=== Directions ===
When you reach the line that contains "Serialize everything readable", please begin copying, and carry on exactly to the last line of the material, leaving out every picture.

=== Extracted records ===
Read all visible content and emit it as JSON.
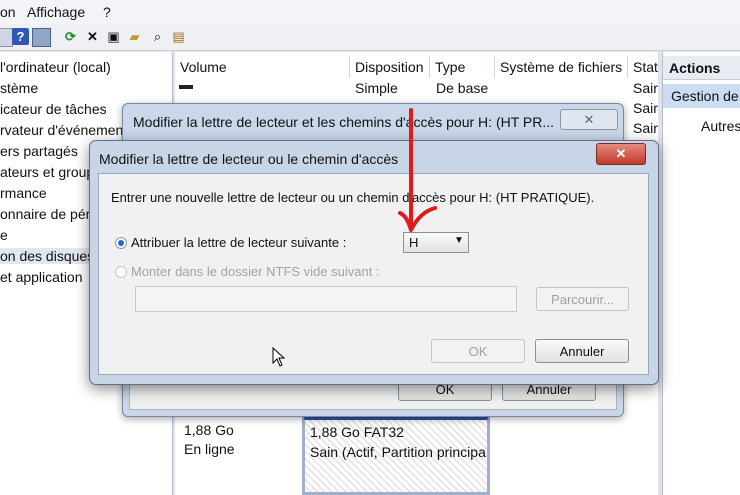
{
  "menu": {
    "item1": "on",
    "item2": "Affichage",
    "item3": "?"
  },
  "tree": {
    "items": [
      "l'ordinateur (local)",
      "stème",
      "icateur de tâches",
      "rvateur d'événement",
      "ers partagés",
      "ateurs et group",
      "rmance",
      "onnaire de pér",
      "e",
      "on des disques",
      "et application"
    ]
  },
  "volume_list": {
    "columns": [
      "Volume",
      "Disposition",
      "Type",
      "Système de fichiers",
      "Stat"
    ],
    "rows": [
      {
        "disposition": "Simple",
        "type": "De base",
        "status": "Sair"
      },
      {
        "status": "Sair"
      },
      {
        "status": "Sair"
      }
    ]
  },
  "actions": {
    "header": "Actions",
    "item1": "Gestion de",
    "item2": "Autres"
  },
  "bg_dialog": {
    "title": "Modifier la lettre de lecteur et les chemins d'accès pour H: (HT PR...",
    "ok": "OK",
    "cancel": "Annuler"
  },
  "disk": {
    "size": "1,88 Go",
    "status": "En ligne",
    "partition_size": "1,88 Go FAT32",
    "partition_status": "Sain (Actif, Partition principa"
  },
  "dialog": {
    "title": "Modifier la lettre de lecteur ou le chemin d'accès",
    "instruction": "Entrer une nouvelle lettre de lecteur ou un chemin d'accès pour H: (HT PRATIQUE).",
    "option_letter": "Attribuer la lettre de lecteur suivante :",
    "letter_value": "H",
    "option_mount": "Monter dans le dossier NTFS vide suivant :",
    "browse": "Parcourir...",
    "ok": "OK",
    "cancel": "Annuler"
  },
  "colors": {
    "annotation_arrow": "#e01b1b",
    "close_button": "#c94a3b"
  }
}
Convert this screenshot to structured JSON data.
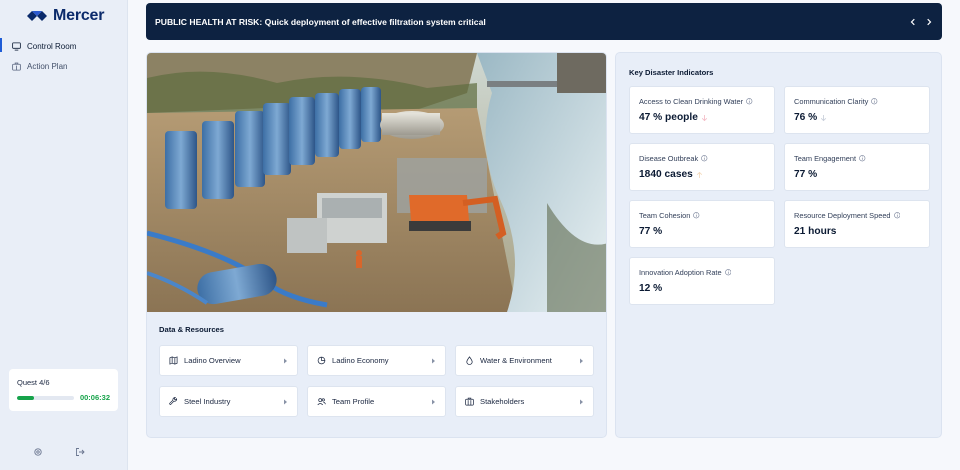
{
  "app": {
    "logo_text": "Mercer"
  },
  "sidebar": {
    "items": [
      {
        "label": "Control Room",
        "icon": "monitor-icon",
        "active": true
      },
      {
        "label": "Action Plan",
        "icon": "briefcase-icon",
        "active": false
      }
    ],
    "quest": {
      "label": "Quest 4/6",
      "timer": "00:06:32",
      "progress": 0.3
    }
  },
  "banner": {
    "text": "PUBLIC HEALTH AT RISK: Quick deployment of effective filtration system critical"
  },
  "resources": {
    "title": "Data & Resources",
    "items": [
      {
        "label": "Ladino Overview",
        "icon": "map-icon"
      },
      {
        "label": "Ladino Economy",
        "icon": "pie-chart-icon"
      },
      {
        "label": "Water & Environment",
        "icon": "droplet-icon"
      },
      {
        "label": "Steel Industry",
        "icon": "wrench-icon"
      },
      {
        "label": "Team Profile",
        "icon": "users-icon"
      },
      {
        "label": "Stakeholders",
        "icon": "briefcase-icon"
      }
    ]
  },
  "indicators": {
    "title": "Key Disaster Indicators",
    "items": [
      {
        "label": "Access to Clean Drinking Water",
        "value": "47 % people",
        "trend": "down"
      },
      {
        "label": "Communication Clarity",
        "value": "76 %",
        "trend": "down"
      },
      {
        "label": "Disease Outbreak",
        "value": "1840 cases",
        "trend": "up"
      },
      {
        "label": "Team Engagement",
        "value": "77 %",
        "trend": ""
      },
      {
        "label": "Team Cohesion",
        "value": "77 %",
        "trend": ""
      },
      {
        "label": "Resource Deployment Speed",
        "value": "21 hours",
        "trend": ""
      },
      {
        "label": "Innovation Adoption Rate",
        "value": "12 %",
        "trend": ""
      }
    ]
  },
  "colors": {
    "accent": "#1f5cd6",
    "banner_bg": "#0d2241",
    "progress": "#16a34a"
  }
}
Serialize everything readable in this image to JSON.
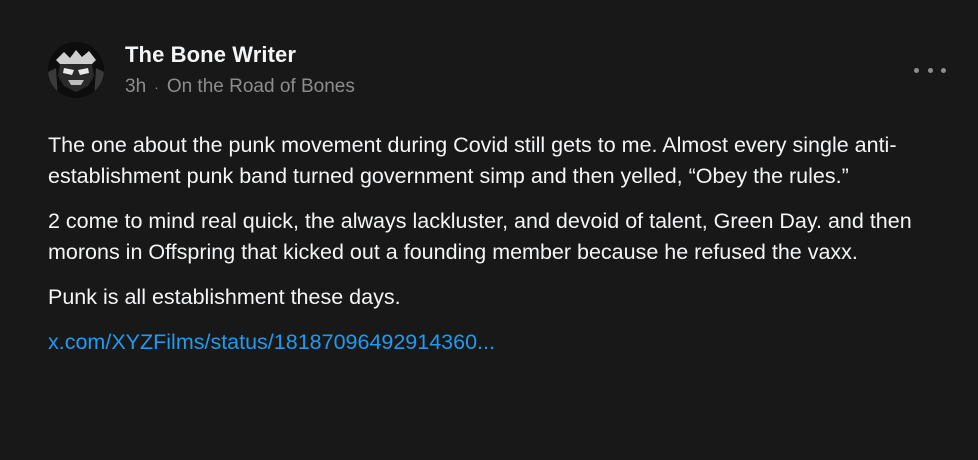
{
  "post": {
    "author": "The Bone Writer",
    "time": "3h",
    "separator": "·",
    "publication": "On the Road of Bones",
    "paragraphs": [
      "The one about the punk movement during Covid still gets to me. Almost every single anti-establishment punk band turned government simp and then yelled, “Obey the rules.”",
      "2 come to mind real quick, the always lackluster, and devoid of talent, Green Day. and then morons in Offspring that kicked out a founding member because he refused the vaxx.",
      "Punk is all establishment these days."
    ],
    "link_text": "x.com/XYZFilms/status/18187096492914360..."
  },
  "icons": {
    "avatar": "author-avatar",
    "more": "more-options-icon"
  },
  "colors": {
    "background": "#181818",
    "text": "#f3f5f7",
    "muted": "#8d8d8d",
    "link": "#1e9bf0"
  }
}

=== Result of this exercise ===
Serialize everything readable in this image to JSON.
{
  "post": {
    "author": "The Bone Writer",
    "time": "3h",
    "separator": "·",
    "publication": "On the Road of Bones",
    "paragraphs": [
      "The one about the punk movement during Covid still gets to me. Almost every single anti-establishment punk band turned government simp and then yelled, “Obey the rules.”",
      "2 come to mind real quick, the always lackluster, and devoid of talent, Green Day. and then morons in Offspring that kicked out a founding member because he refused the vaxx.",
      "Punk is all establishment these days."
    ],
    "link_text": "x.com/XYZFilms/status/18187096492914360..."
  },
  "icons": {
    "avatar": "author-avatar",
    "more": "more-options-icon"
  },
  "colors": {
    "background": "#181818",
    "text": "#f3f5f7",
    "muted": "#8d8d8d",
    "link": "#1e9bf0"
  }
}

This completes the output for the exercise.